Deep gratitude to Constance for sharing her eloquent femme story!

 Every Friday, I showcase a queer femme goddess. Suggestions welcome!

 

 

Femme Friday — Constance Clare-Newman, The Bio

Can I tell you how much fun it is walking the streets of Ptown with Constance and witnessing her fearlessness as she sweetly and with genuine curiosity asks likely passers by, “Do you identify as butch/femme?” This because of our ongoing and hopeful organizing to make butch/femme space in Ptown, not as obvious a task as one might think!

Constance is such a dyed-in-the-wool, caring and gracious community member, showing up for her people on both coasts. Check out her efforts to get a real dance floor installed in the Ptown rec center:

https://www.generosity.com/community-fundraising/danceptown

http://provincetown.wickedlocal.com/news/20160816/provincetown-dancers-want-spring-in-their-steps

and read about her beautiful femme life below!

Deep gratitude to Constance!

Constance has over forty years of extensive experience in various movement disciplines. Raised by a ballet dancer mum from Australia, she was dancing before anything else. But being a horse crazy girl, Constance chose horses over dance and grew up to be a horse trainer and a riding teacher. Constance rode dressage professionally throughout California and spent four years studying in Europe. She trained horses and riders through the international levels of the Federation Equestre Internationale (FEI). The horse business is filled with lesbians of all varieties and Constance taught and trained with red lipstick and nails while seducing lesbians and “straight” women alike. 

As a young dyke in the late 70’s, Constance had briefly attempted to present as she was instructed to: cut off jeans, T’s, work boots, short hair, no shaving, an attitude of tough. However, and thank the goddess, Constance fell for young butches who encouraged that tight red dress with heels for dancing and that bright red lipstick.

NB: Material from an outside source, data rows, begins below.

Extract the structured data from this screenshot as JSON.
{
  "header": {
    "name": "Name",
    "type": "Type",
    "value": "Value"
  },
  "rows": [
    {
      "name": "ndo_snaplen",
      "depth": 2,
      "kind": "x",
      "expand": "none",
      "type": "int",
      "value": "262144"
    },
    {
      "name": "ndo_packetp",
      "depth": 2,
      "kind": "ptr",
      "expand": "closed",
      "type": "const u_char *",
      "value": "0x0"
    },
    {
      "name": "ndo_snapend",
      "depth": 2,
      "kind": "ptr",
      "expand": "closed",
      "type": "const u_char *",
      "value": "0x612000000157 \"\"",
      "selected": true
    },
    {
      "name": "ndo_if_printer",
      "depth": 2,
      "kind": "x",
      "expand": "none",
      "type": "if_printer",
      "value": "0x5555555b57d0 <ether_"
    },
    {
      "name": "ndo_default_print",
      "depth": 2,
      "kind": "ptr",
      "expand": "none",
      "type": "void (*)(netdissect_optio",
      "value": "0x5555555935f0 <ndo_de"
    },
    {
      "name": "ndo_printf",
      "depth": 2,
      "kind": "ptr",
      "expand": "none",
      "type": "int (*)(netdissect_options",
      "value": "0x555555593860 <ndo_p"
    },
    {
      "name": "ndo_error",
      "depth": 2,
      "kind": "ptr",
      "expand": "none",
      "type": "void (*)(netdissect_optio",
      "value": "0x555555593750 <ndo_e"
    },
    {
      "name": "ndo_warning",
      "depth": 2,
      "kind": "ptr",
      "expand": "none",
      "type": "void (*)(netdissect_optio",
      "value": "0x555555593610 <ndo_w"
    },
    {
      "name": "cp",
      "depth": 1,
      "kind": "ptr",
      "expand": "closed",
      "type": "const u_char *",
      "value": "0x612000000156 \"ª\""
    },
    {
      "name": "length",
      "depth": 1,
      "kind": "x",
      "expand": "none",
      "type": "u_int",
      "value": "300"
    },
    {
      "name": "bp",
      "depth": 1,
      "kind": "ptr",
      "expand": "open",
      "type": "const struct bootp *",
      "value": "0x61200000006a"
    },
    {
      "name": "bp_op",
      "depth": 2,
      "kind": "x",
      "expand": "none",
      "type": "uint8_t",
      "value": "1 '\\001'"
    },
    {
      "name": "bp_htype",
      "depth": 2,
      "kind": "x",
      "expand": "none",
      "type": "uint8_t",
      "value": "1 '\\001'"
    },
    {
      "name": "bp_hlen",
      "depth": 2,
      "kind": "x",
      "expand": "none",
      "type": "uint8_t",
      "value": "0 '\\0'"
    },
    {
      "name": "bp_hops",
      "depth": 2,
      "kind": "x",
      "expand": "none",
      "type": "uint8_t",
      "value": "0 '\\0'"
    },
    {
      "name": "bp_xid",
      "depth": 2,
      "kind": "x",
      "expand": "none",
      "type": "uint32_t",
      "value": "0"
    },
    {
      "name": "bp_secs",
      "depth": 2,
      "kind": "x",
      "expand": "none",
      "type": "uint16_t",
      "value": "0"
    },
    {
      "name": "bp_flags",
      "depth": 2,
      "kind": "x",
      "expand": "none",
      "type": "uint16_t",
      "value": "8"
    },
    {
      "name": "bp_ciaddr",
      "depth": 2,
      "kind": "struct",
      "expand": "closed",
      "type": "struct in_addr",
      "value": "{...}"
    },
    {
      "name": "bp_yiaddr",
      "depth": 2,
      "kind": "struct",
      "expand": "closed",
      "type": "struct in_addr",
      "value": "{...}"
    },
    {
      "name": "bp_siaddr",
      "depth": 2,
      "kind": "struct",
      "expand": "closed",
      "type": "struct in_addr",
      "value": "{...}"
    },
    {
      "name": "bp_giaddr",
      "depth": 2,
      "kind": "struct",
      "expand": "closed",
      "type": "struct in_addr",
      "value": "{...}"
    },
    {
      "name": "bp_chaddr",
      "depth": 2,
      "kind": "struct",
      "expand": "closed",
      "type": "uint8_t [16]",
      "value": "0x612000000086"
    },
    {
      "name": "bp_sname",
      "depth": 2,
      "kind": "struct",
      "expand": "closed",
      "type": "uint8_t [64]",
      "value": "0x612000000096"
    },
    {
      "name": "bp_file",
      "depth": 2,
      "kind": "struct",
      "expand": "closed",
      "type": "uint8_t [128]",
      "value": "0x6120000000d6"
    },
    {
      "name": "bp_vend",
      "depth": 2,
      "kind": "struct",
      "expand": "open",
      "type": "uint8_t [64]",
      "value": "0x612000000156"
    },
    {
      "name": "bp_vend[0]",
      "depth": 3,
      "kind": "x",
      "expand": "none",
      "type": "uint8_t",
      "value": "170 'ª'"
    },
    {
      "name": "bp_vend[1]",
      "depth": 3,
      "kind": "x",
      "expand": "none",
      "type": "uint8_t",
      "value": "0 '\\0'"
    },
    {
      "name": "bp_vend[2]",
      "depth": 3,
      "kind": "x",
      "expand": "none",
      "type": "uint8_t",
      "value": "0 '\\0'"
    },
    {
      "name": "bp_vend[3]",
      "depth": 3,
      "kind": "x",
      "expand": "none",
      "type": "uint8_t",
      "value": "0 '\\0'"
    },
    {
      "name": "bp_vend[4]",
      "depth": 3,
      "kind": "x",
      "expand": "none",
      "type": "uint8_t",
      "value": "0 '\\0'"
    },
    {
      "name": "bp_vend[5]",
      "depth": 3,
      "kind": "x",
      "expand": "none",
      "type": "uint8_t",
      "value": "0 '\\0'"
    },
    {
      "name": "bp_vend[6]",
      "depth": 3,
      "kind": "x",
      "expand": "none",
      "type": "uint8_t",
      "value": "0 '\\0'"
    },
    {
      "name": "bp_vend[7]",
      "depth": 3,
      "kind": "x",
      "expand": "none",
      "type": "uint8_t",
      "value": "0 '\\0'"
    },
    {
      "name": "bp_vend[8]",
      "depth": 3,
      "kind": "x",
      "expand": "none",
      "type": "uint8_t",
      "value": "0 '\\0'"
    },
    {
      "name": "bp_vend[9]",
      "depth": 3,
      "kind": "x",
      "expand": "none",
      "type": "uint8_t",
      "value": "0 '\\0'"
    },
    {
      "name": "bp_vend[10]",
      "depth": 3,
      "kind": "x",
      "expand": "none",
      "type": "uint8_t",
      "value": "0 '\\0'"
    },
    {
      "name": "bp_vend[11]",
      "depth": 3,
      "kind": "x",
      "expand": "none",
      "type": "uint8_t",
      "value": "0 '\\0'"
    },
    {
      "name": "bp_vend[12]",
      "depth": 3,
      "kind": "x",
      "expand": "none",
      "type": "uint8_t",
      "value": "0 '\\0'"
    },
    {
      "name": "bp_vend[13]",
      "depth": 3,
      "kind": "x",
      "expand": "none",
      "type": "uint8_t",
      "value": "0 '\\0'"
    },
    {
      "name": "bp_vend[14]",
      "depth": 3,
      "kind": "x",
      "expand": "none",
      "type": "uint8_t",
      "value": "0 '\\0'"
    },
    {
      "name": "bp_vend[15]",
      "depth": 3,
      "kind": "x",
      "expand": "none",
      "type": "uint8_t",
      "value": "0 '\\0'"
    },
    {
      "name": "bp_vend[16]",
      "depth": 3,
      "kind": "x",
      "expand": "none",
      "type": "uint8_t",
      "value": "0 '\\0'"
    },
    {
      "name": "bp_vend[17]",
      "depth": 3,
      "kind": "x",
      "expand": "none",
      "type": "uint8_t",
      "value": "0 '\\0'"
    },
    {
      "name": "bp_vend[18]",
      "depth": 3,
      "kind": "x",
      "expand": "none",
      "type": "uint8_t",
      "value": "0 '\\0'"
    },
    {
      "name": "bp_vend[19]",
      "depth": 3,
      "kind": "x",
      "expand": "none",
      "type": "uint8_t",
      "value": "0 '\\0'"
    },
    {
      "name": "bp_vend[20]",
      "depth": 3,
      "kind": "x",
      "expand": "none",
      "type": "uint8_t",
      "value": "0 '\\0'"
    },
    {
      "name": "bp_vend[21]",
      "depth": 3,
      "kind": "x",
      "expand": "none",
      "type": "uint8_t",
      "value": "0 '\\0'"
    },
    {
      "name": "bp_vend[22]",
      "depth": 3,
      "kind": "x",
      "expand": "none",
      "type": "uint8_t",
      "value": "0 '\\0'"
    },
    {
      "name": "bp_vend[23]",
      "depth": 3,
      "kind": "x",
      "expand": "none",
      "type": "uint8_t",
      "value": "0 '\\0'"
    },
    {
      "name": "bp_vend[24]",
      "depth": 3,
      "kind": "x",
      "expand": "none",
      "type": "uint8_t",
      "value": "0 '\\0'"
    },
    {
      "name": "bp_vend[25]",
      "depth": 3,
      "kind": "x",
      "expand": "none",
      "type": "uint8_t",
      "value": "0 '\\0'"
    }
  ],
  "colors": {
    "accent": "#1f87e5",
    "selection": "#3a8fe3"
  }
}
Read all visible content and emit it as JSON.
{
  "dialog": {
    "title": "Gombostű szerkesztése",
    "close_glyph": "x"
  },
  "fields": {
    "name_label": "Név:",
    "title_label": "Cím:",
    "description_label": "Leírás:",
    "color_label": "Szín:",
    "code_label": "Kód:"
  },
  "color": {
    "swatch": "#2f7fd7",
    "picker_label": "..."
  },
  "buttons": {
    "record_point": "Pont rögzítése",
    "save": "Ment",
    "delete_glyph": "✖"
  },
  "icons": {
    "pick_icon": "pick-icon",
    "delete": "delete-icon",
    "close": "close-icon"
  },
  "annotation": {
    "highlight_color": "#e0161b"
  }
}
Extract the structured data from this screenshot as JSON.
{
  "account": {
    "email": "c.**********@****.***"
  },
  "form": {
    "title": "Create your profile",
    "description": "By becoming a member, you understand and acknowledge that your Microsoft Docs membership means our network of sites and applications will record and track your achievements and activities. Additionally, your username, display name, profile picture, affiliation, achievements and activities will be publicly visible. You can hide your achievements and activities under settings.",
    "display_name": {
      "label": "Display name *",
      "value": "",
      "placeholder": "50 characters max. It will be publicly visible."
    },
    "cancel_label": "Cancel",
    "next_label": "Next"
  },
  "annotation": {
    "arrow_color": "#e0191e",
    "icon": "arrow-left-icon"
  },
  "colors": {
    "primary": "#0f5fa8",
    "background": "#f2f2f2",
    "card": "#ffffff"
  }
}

Constance’s next career and decade included a return to dance, a move to San Francisco, and a journey into recovery from addictions. As a modern dancer, Constance performed professionally in the Bay Area with Anne Bluethenthal & Dancers and Purple Moon Dance Project, both companies headed by lesbians and with strong lesbian themes. Lucky!

During this time, Constance was the only femme to work at Old Wives Tales bookstore, which although they had a history of severe lesbian feminist politics, the women who worked together during this time were all fabulously supportive of each other. Femme oppression was in the air, but not from the staff. Femme appreciation arrived in the 90’s in San Francisco. When The Persistent Desire was published in 1992, many butches and femmes breathed with ease again, or maybe for the first time ever. The butch/femme renaissance invited new discussions about sexuality that was exciting to many lesbians who had felt they needed to tamp down their desires for difference.

The next decade or so was spent finishing a BA and going to the 3 year training to become an Alexander Technique teacher. What drew Constance to Alexander was the possibility she saw in others not just of relieving back pain, but of embodying ease and grace and giving up a life of pushing and striving. Particularly one inspirational role model, Anne Bluethenthal, (another femme lesbian,) who prioritized a state of being and a way of working that prioritized what really mattered to her.

Constance met her butch husband in 2000, got married in 2001, (again legally in 2007) and has since enjoyed a delicious marriage in which deliciousness is emphasized.

Constance now lives in the desert of Palm Springs in the winter and in Provincetown, on the bay in summers. As well as running a beautiful house and garden and entertaining many guests, Constance teaches others to increase their postural and movement awareness and efficiency. Bringing mindfulness to all activities creates a life of embodied grace and choicefullness.

Constance’s current teaching is informed by all the disciplines she has studied, as well as her continuing education and exploration in somatic methods such as Continuum, Laban, experiential anatomy, trauma work and consciousness studies.

Every Friday, I showcase a queer femme goddess. Suggestions welcome!